In terms of sets, costumes, and settings, The Princess Bride capitalizes on fantasy, romantic, and medieval symbolism. Fencing is still an art; people still ride on horseback; and magic spells are as real as princes and princesses. Castles, pirates, and monsters complete the picture. Buttercup wears simple flowing robes; Westley wears a patch over one eye. Fezzik is a genuine gentle giant. Reiner then accomplishes something remarkable by switching from the medieval fantasy realm to the modern world with the grandfather and the grandson. Not only does the audience feel the full force of the contrast, the juxtaposition also reminds the audience of layers of reality. Fairy tales are fantasy; they are inaccurate reflections of reality and should not take the place of realistic relationships.
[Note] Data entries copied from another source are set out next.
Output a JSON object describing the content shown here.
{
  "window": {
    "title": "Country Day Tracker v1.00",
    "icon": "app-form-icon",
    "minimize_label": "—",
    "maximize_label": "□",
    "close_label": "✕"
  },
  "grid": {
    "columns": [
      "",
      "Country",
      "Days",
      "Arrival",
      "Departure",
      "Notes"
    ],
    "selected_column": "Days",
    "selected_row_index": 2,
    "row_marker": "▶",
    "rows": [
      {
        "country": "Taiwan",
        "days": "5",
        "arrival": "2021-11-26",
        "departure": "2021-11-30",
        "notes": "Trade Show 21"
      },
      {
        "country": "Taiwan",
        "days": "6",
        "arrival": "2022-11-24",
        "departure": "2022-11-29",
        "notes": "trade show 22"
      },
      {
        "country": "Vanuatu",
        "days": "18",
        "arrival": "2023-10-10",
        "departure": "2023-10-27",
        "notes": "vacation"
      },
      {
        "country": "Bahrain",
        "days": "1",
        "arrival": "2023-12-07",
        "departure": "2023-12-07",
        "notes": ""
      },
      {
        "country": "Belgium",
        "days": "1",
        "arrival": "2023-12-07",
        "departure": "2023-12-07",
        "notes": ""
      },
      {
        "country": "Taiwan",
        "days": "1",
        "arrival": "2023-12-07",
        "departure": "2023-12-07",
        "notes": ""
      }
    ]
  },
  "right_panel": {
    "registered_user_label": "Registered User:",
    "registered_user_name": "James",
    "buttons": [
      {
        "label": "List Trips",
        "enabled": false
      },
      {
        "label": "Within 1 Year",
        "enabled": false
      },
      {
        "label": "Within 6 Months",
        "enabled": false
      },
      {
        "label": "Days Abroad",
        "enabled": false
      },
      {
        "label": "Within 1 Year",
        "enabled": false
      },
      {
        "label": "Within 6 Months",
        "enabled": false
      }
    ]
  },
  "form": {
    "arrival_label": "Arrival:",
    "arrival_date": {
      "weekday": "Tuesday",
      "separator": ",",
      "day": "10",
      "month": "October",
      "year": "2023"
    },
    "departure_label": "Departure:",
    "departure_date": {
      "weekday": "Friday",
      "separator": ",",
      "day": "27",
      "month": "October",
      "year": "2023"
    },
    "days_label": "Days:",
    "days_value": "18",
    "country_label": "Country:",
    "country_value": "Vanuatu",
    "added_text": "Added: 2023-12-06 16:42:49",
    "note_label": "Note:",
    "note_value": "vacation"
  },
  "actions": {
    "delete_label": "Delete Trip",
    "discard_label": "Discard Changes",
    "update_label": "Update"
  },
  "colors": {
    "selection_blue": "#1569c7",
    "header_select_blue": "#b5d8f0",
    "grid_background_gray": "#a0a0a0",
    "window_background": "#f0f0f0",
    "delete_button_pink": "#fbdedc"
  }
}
Cinematography, mis-en-scene, and photography in The Princess Bride achieves the director's core goals in the production. In the storyboard, the filmmakers compose shots such as the trumpeters with purposeful construction. The trumpeters are aligned on diagonal, drawing the eye over the screen in a naturalistic fashion. Similar visual symmetry makes it way throughout The Princess Bride. Shots and mis-en-scene occasionally remind the viewer that it is a story-within-a-story: as when the director cuts to and from the scene with the electric eels and the grandfather telling about this scene to his grandson. The director cuts three different times, solidifying the notion that The Princess Bride is a story-within-a-story.
Using frivolous humor, some slapstick, and ample satire, the filmmakers mock and mirror traditional fairy tale romance. Henry & Rossen-Knill (1998) state, "screenwriter William Goldman and director Rob Reiner use parody to simultaneously reject and reaffirm the values of fairy tale True Love," (p. 43). The primary comedic foils in the film are Vizzini (Wallace Shawn), Inugo Montoya (Mandy Patinkin) and Fezzik (Andre the Giant), all of whom add ample comic relief to what would otherwise be a sappy love story. Adding comic relief does not in itself suggest a mockery of traditional fairy tales. After all, Disney frequently inserts comic relief characters into its formulaic films. The Princess Bride, however, uses more sophisticated types of comic relief that permeate the film; making the comedy not so much a relief as an integral part of the storytelling method. Satire, irony, and sarcasm are all integral to The Princess Bride, which has a postmodern feel that transcends trite stereotypes. More sophisticated forms of humor like parody serve to subvert traditional fairy tale structures. The humor still allows the emotionally uplifting and warm familiarity of fairy tales to flourish. Vizzini and Fezzik are like fairy tale caricatures, as are Buttercup and Westley. The Princess Bride is a cult classic because it tugs the heartstrings of viewers, without drowning the viewer in sap.
Mocking fairy tales serves a distinct social and political function. After all, fairy tales are used to perpetuate patriarchal gender norms and social roles. These roles subjugate women to roles of domestic servitude. The Princess Bride milks the traditional fairy tale formula of love and romance, but it simultaneously mocks the very grounds upon which it is built. This complex character makes sense,…